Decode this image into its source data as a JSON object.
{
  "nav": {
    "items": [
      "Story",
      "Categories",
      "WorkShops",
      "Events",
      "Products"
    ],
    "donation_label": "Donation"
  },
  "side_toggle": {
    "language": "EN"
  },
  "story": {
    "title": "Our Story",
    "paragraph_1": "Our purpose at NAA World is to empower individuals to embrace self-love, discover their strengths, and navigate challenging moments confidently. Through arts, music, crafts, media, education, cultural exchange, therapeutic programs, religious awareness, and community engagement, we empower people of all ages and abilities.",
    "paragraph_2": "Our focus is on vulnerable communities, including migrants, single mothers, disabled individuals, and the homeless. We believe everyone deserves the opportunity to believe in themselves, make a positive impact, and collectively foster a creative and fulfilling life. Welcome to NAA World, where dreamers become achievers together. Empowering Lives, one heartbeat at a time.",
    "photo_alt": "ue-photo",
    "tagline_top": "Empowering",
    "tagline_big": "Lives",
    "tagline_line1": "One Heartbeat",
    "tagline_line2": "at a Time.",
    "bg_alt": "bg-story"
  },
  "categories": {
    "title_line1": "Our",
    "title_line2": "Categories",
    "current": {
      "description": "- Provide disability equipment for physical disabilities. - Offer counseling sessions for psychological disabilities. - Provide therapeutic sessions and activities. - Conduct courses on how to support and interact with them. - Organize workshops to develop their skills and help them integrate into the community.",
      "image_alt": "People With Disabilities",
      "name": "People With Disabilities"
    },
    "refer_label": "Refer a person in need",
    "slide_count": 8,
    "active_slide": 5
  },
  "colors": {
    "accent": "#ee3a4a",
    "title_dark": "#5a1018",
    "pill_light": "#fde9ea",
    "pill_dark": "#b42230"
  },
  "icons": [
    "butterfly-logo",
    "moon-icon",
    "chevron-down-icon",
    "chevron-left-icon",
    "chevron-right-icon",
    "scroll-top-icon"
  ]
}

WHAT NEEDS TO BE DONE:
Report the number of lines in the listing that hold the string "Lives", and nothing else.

TASK SOLUTION:
2